== Required action ==
For this exercise, reproduce the records exactly as they stand and do not carry any images over.

Data records for software interfaces
»»

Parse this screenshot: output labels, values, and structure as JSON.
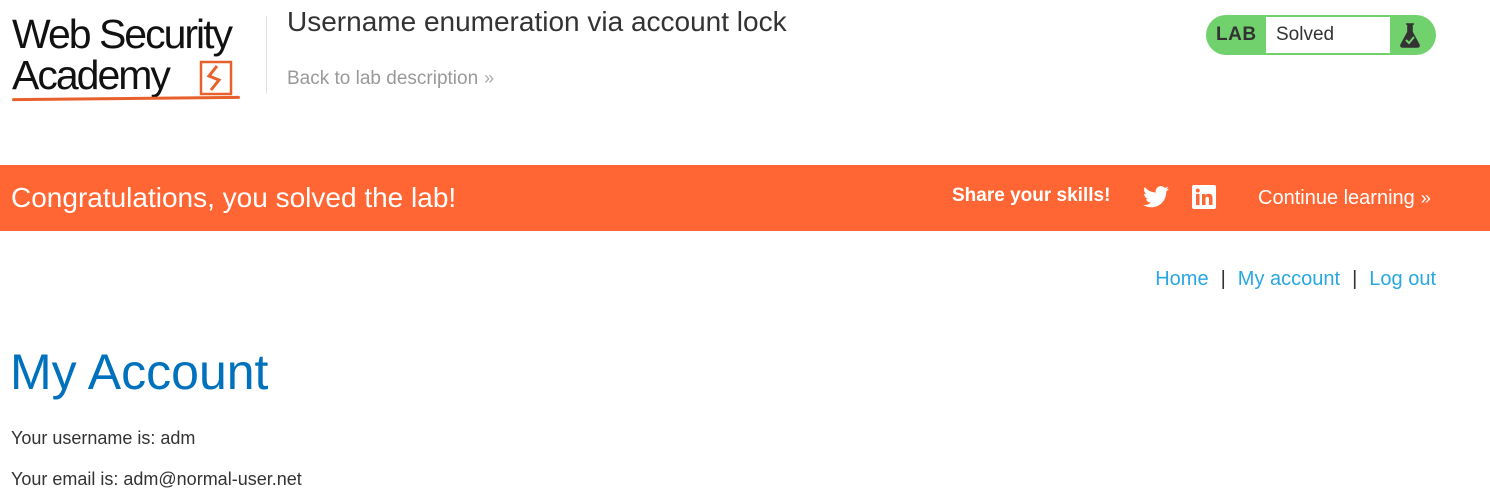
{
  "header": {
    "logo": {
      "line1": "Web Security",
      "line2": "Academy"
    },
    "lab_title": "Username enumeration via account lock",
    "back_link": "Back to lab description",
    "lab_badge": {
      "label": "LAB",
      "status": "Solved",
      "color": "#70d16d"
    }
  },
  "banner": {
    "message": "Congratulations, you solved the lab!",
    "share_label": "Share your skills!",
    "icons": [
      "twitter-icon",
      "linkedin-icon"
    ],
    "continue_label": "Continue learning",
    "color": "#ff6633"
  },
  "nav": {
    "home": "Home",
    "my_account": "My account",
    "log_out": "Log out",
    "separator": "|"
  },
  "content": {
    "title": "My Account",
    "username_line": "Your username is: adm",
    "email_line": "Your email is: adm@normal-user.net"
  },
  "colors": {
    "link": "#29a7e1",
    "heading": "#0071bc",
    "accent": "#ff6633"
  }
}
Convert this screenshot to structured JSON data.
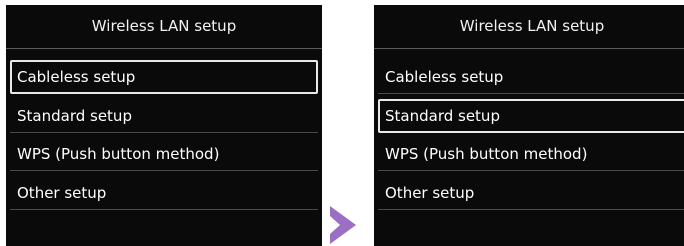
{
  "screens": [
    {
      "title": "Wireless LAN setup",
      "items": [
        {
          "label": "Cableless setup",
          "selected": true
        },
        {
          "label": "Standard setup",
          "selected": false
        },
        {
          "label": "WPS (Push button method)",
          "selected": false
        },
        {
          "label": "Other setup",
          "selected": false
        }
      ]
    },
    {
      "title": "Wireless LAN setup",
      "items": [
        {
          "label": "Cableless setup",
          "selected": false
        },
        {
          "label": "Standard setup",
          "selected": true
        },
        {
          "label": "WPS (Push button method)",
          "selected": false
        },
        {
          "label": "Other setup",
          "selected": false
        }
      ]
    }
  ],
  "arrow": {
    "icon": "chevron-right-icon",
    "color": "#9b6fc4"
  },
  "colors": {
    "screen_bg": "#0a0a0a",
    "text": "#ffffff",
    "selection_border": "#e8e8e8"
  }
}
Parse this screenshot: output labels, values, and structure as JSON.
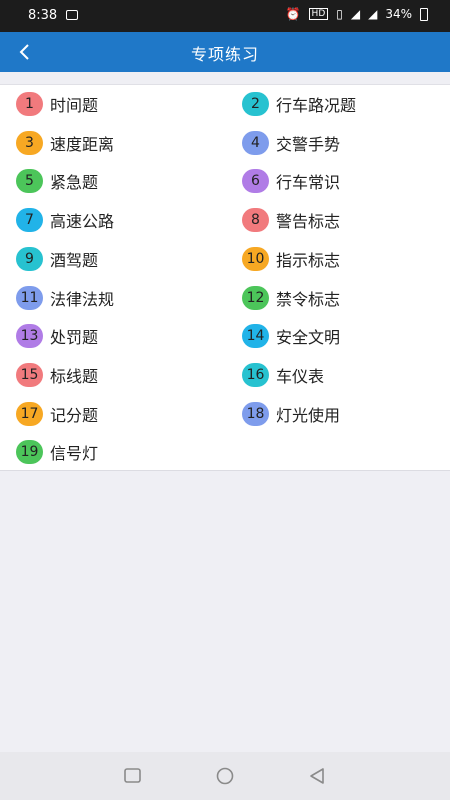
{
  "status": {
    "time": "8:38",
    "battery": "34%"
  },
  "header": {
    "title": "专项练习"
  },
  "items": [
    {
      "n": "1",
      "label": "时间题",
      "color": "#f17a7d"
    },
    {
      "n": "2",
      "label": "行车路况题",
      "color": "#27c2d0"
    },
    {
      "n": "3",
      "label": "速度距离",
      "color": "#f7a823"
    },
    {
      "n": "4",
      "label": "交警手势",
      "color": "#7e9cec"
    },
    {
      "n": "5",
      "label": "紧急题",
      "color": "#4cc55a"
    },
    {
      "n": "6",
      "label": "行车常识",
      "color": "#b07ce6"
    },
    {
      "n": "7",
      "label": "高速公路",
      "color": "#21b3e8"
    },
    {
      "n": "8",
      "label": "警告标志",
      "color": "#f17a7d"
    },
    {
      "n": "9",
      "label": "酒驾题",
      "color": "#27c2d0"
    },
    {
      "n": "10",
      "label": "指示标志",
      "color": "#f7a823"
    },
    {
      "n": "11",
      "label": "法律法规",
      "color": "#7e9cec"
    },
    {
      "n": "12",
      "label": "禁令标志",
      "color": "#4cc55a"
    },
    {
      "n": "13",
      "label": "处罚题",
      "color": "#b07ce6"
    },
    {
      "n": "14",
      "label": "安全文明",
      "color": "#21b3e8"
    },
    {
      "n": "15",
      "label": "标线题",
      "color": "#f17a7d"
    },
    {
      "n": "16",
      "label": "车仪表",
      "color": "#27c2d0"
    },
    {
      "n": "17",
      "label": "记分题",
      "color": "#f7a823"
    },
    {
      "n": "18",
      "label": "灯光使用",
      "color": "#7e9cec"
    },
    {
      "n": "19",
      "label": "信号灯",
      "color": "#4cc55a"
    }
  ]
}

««

== Output below ==
Parse this screenshot: output labels, values, and structure as JSON.
{
  "header": {
    "logo": {
      "line1": "Web Security",
      "line2": "Academy"
    },
    "lab_title": "Username enumeration via account lock",
    "back_link": "Back to lab description",
    "lab_badge": {
      "label": "LAB",
      "status": "Solved",
      "color": "#70d16d"
    }
  },
  "banner": {
    "message": "Congratulations, you solved the lab!",
    "share_label": "Share your skills!",
    "icons": [
      "twitter-icon",
      "linkedin-icon"
    ],
    "continue_label": "Continue learning",
    "color": "#ff6633"
  },
  "nav": {
    "home": "Home",
    "my_account": "My account",
    "log_out": "Log out",
    "separator": "|"
  },
  "content": {
    "title": "My Account",
    "username_line": "Your username is: adm",
    "email_line": "Your email is: adm@normal-user.net"
  },
  "colors": {
    "link": "#29a7e1",
    "heading": "#0071bc",
    "accent": "#ff6633"
  }
}
Convert this screenshot to structured JSON data.
{
  "screens": [
    {
      "title": "Wireless LAN setup",
      "items": [
        {
          "label": "Cableless setup",
          "selected": true
        },
        {
          "label": "Standard setup",
          "selected": false
        },
        {
          "label": "WPS (Push button method)",
          "selected": false
        },
        {
          "label": "Other setup",
          "selected": false
        }
      ]
    },
    {
      "title": "Wireless LAN setup",
      "items": [
        {
          "label": "Cableless setup",
          "selected": false
        },
        {
          "label": "Standard setup",
          "selected": true
        },
        {
          "label": "WPS (Push button method)",
          "selected": false
        },
        {
          "label": "Other setup",
          "selected": false
        }
      ]
    }
  ],
  "arrow": {
    "icon": "chevron-right-icon",
    "color": "#9b6fc4"
  },
  "colors": {
    "screen_bg": "#0a0a0a",
    "text": "#ffffff",
    "selection_border": "#e8e8e8"
  }
}
Parse this screenshot: output labels, values, and structure as JSON.
{
  "status": {
    "time": "8:38",
    "battery": "34%"
  },
  "header": {
    "title": "专项练习"
  },
  "items": [
    {
      "n": "1",
      "label": "时间题",
      "color": "#f17a7d"
    },
    {
      "n": "2",
      "label": "行车路况题",
      "color": "#27c2d0"
    },
    {
      "n": "3",
      "label": "速度距离",
      "color": "#f7a823"
    },
    {
      "n": "4",
      "label": "交警手势",
      "color": "#7e9cec"
    },
    {
      "n": "5",
      "label": "紧急题",
      "color": "#4cc55a"
    },
    {
      "n": "6",
      "label": "行车常识",
      "color": "#b07ce6"
    },
    {
      "n": "7",
      "label": "高速公路",
      "color": "#21b3e8"
    },
    {
      "n": "8",
      "label": "警告标志",
      "color": "#f17a7d"
    },
    {
      "n": "9",
      "label": "酒驾题",
      "color": "#27c2d0"
    },
    {
      "n": "10",
      "label": "指示标志",
      "color": "#f7a823"
    },
    {
      "n": "11",
      "label": "法律法规",
      "color": "#7e9cec"
    },
    {
      "n": "12",
      "label": "禁令标志",
      "color": "#4cc55a"
    },
    {
      "n": "13",
      "label": "处罚题",
      "color": "#b07ce6"
    },
    {
      "n": "14",
      "label": "安全文明",
      "color": "#21b3e8"
    },
    {
      "n": "15",
      "label": "标线题",
      "color": "#f17a7d"
    },
    {
      "n": "16",
      "label": "车仪表",
      "color": "#27c2d0"
    },
    {
      "n": "17",
      "label": "记分题",
      "color": "#f7a823"
    },
    {
      "n": "18",
      "label": "灯光使用",
      "color": "#7e9cec"
    },
    {
      "n": "19",
      "label": "信号灯",
      "color": "#4cc55a"
    }
  ]
}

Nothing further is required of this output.